= Beginning of Section =
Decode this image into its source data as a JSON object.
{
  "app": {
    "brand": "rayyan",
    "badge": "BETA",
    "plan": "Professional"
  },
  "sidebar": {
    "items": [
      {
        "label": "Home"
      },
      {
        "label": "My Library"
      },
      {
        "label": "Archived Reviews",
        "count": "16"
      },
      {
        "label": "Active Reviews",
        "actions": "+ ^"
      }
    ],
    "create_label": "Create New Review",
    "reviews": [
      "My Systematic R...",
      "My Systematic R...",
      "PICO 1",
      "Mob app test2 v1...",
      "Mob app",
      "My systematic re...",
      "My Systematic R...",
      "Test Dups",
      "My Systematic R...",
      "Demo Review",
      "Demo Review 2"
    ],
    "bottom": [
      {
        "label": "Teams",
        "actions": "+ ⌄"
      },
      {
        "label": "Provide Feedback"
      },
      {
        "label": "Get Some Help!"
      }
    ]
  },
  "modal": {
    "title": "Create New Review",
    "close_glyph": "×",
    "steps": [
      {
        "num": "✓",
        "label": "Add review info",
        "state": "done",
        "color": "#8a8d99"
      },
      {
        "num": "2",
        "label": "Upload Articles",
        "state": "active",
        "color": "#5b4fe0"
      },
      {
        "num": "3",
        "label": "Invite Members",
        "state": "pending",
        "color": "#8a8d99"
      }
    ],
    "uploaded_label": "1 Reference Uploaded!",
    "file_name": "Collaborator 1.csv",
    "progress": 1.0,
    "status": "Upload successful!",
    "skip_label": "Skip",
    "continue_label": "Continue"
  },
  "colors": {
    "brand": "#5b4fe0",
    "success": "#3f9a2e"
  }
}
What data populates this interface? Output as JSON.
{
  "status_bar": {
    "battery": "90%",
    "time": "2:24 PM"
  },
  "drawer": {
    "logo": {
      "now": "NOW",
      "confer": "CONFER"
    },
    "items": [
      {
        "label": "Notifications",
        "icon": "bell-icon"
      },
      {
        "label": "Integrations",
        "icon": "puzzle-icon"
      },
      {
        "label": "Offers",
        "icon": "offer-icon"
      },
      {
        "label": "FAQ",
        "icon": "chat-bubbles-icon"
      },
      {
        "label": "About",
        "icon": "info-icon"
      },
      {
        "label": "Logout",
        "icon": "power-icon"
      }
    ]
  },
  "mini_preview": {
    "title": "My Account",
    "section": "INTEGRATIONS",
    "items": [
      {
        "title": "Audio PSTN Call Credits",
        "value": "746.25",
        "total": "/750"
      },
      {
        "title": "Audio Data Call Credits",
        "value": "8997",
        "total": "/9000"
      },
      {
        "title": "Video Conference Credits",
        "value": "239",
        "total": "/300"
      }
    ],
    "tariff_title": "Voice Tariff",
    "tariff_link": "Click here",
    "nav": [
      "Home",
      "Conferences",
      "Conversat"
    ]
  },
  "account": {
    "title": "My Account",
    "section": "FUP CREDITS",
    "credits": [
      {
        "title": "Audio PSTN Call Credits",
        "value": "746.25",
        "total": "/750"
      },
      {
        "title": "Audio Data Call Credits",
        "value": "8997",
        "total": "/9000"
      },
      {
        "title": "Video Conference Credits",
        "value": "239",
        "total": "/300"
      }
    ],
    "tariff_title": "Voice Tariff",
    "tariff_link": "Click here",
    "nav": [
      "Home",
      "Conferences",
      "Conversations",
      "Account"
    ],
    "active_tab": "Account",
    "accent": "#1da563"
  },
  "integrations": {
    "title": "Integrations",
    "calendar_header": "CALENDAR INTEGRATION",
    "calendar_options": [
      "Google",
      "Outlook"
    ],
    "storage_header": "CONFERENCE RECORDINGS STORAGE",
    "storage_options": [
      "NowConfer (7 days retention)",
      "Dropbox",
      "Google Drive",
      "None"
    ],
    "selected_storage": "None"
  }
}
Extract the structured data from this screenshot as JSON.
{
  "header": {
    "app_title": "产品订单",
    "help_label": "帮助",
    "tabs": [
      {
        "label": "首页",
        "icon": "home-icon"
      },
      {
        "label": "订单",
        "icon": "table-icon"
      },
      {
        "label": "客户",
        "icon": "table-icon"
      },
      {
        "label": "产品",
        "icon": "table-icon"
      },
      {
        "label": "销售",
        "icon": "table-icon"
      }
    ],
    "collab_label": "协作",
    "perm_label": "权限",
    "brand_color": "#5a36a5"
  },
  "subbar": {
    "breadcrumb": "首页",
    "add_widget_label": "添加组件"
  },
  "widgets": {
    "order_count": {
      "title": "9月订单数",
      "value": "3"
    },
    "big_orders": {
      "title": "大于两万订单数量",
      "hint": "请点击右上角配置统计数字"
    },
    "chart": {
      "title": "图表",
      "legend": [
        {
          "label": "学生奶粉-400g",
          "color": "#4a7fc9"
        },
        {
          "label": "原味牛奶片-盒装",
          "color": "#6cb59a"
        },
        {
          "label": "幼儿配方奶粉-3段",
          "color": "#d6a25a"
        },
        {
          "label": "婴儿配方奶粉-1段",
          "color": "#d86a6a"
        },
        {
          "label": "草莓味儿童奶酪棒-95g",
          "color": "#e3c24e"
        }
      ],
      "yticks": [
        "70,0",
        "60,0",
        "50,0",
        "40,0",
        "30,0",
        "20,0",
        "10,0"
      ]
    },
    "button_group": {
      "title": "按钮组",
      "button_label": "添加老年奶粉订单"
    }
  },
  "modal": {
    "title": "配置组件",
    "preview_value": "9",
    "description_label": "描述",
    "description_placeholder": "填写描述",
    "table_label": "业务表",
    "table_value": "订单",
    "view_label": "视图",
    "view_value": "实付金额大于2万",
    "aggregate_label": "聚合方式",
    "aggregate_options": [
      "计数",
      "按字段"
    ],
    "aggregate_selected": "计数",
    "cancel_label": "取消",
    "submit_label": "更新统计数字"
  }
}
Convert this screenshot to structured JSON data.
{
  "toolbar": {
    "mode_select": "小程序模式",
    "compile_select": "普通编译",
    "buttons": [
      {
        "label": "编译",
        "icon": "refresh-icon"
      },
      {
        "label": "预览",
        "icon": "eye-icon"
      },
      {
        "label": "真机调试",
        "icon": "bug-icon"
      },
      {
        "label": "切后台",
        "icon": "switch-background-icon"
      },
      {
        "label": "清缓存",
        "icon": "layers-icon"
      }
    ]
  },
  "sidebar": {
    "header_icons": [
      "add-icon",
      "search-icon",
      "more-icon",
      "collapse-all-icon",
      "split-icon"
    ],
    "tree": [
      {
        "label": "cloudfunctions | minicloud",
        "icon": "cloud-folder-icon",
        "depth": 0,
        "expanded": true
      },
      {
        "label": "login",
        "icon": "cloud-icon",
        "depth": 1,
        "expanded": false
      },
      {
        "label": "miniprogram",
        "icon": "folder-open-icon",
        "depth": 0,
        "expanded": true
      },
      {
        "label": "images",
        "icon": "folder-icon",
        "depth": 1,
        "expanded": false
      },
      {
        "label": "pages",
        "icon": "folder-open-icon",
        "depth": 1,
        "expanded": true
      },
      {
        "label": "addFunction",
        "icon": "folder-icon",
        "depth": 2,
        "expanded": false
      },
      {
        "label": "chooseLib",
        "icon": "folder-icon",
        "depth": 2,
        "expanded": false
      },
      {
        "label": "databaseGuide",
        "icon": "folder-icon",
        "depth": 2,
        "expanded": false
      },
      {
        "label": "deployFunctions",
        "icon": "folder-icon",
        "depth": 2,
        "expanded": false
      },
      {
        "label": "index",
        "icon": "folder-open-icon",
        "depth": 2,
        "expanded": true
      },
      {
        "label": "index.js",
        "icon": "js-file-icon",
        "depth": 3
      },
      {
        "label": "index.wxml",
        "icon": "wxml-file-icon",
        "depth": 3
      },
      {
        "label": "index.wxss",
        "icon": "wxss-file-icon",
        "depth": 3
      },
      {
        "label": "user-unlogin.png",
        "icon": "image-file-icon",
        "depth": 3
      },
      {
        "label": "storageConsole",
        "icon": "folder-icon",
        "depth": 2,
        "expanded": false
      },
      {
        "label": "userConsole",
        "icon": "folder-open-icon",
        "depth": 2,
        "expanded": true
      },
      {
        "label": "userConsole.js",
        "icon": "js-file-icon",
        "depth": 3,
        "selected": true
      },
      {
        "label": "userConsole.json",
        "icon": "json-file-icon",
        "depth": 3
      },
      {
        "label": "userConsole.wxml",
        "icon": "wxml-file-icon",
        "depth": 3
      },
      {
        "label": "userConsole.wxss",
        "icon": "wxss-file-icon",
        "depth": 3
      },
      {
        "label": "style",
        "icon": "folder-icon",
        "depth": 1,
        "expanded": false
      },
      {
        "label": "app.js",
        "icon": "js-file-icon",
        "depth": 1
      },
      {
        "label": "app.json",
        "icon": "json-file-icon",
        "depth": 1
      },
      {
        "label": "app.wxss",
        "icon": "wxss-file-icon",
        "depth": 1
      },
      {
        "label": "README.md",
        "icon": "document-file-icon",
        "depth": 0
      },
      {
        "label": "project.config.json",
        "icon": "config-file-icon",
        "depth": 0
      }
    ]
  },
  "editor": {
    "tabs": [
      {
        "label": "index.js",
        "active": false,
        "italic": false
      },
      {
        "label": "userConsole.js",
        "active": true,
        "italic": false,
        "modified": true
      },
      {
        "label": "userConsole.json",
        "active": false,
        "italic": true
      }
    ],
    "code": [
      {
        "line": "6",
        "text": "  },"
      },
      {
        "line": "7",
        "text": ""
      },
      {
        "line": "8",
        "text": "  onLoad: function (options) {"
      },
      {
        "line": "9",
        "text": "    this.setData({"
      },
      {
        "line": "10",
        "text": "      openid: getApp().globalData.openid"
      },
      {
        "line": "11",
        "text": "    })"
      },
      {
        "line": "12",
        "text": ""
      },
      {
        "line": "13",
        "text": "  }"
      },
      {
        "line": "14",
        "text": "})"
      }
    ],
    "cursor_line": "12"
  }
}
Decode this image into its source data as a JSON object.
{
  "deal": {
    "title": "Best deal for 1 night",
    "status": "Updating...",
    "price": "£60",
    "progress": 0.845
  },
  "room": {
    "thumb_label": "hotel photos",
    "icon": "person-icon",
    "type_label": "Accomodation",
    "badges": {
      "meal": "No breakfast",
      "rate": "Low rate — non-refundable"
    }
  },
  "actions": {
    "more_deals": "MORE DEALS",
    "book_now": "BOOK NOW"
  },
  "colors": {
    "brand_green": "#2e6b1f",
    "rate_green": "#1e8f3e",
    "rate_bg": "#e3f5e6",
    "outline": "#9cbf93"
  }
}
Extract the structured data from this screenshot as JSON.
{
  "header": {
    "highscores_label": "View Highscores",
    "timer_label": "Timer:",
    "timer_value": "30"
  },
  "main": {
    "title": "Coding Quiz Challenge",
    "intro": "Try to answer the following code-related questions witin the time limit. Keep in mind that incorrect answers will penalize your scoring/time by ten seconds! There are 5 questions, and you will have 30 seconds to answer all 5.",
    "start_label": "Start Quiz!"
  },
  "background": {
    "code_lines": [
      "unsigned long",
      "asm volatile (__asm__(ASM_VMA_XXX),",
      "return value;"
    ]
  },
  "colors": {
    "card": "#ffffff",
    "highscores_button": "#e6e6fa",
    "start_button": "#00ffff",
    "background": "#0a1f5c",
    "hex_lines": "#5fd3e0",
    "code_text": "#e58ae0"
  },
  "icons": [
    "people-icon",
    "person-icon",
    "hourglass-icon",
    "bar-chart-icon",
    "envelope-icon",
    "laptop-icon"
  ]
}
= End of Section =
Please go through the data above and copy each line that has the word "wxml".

§ **Solved problem**
        "label": "index.wxml",
        "icon": "wxml-file-icon",
        "label": "userConsole.wxml",
        "icon": "wxml-file-icon",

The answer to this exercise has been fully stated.